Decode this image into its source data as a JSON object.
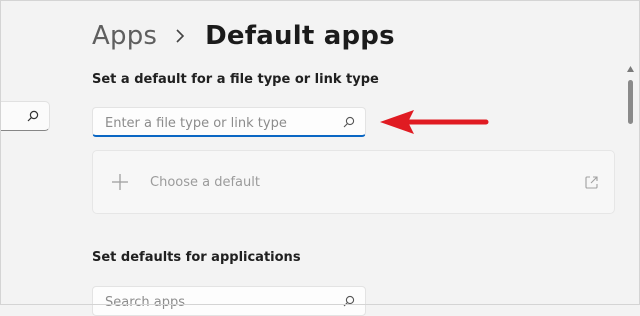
{
  "breadcrumb": {
    "parent": "Apps",
    "current": "Default apps"
  },
  "file_type_section": {
    "label": "Set a default for a file type or link type",
    "search_placeholder": "Enter a file type or link type"
  },
  "choose_default": {
    "label": "Choose a default"
  },
  "apps_section": {
    "label": "Set defaults for applications",
    "search_placeholder": "Search apps"
  },
  "colors": {
    "accent": "#0a67c4",
    "annotation_arrow": "#e01b22"
  },
  "icons": [
    "search-icon",
    "chevron-right-icon",
    "plus-icon",
    "open-external-icon",
    "scroll-up-icon"
  ]
}
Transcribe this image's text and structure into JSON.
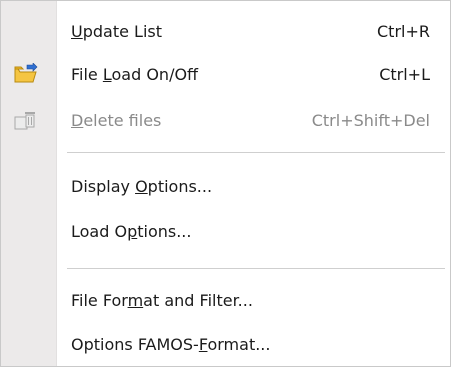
{
  "menu": {
    "items": [
      {
        "pre": "",
        "key": "U",
        "post": "pdate List",
        "shortcut": "Ctrl+R",
        "disabled": false,
        "icon": null
      },
      {
        "pre": "File ",
        "key": "L",
        "post": "oad On/Off",
        "shortcut": "Ctrl+L",
        "disabled": false,
        "icon": "folder-load-icon"
      },
      {
        "pre": "",
        "key": "D",
        "post": "elete files",
        "shortcut": "Ctrl+Shift+Del",
        "disabled": true,
        "icon": "delete-files-icon"
      },
      {
        "pre": "Display ",
        "key": "O",
        "post": "ptions...",
        "shortcut": "",
        "disabled": false,
        "icon": null
      },
      {
        "pre": "Load O",
        "key": "p",
        "post": "tions...",
        "shortcut": "",
        "disabled": false,
        "icon": null
      },
      {
        "pre": "File For",
        "key": "m",
        "post": "at and Filter...",
        "shortcut": "",
        "disabled": false,
        "icon": null
      },
      {
        "pre": "Options FAMOS-",
        "key": "F",
        "post": "ormat...",
        "shortcut": "",
        "disabled": false,
        "icon": null
      }
    ]
  },
  "colors": {
    "gutter": "#eceaea",
    "text": "#1b1b1b",
    "disabled_text": "#8a8a8a",
    "separator": "#cfcfcf",
    "folder_icon": "#f2b927"
  }
}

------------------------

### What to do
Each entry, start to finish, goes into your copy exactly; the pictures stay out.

### Response area
Decode this image into its source data as a JSON object.
{
  "breadcrumb": {
    "parent": "Apps",
    "current": "Default apps"
  },
  "file_type_section": {
    "label": "Set a default for a file type or link type",
    "search_placeholder": "Enter a file type or link type"
  },
  "choose_default": {
    "label": "Choose a default"
  },
  "apps_section": {
    "label": "Set defaults for applications",
    "search_placeholder": "Search apps"
  },
  "colors": {
    "accent": "#0a67c4",
    "annotation_arrow": "#e01b22"
  },
  "icons": [
    "search-icon",
    "chevron-right-icon",
    "plus-icon",
    "open-external-icon",
    "scroll-up-icon"
  ]
}
Transcribe this image's text and structure into JSON.
{
  "menu": {
    "items": [
      {
        "pre": "",
        "key": "U",
        "post": "pdate List",
        "shortcut": "Ctrl+R",
        "disabled": false,
        "icon": null
      },
      {
        "pre": "File ",
        "key": "L",
        "post": "oad On/Off",
        "shortcut": "Ctrl+L",
        "disabled": false,
        "icon": "folder-load-icon"
      },
      {
        "pre": "",
        "key": "D",
        "post": "elete files",
        "shortcut": "Ctrl+Shift+Del",
        "disabled": true,
        "icon": "delete-files-icon"
      },
      {
        "pre": "Display ",
        "key": "O",
        "post": "ptions...",
        "shortcut": "",
        "disabled": false,
        "icon": null
      },
      {
        "pre": "Load O",
        "key": "p",
        "post": "tions...",
        "shortcut": "",
        "disabled": false,
        "icon": null
      },
      {
        "pre": "File For",
        "key": "m",
        "post": "at and Filter...",
        "shortcut": "",
        "disabled": false,
        "icon": null
      },
      {
        "pre": "Options FAMOS-",
        "key": "F",
        "post": "ormat...",
        "shortcut": "",
        "disabled": false,
        "icon": null
      }
    ]
  },
  "colors": {
    "gutter": "#eceaea",
    "text": "#1b1b1b",
    "disabled_text": "#8a8a8a",
    "separator": "#cfcfcf",
    "folder_icon": "#f2b927"
  }
}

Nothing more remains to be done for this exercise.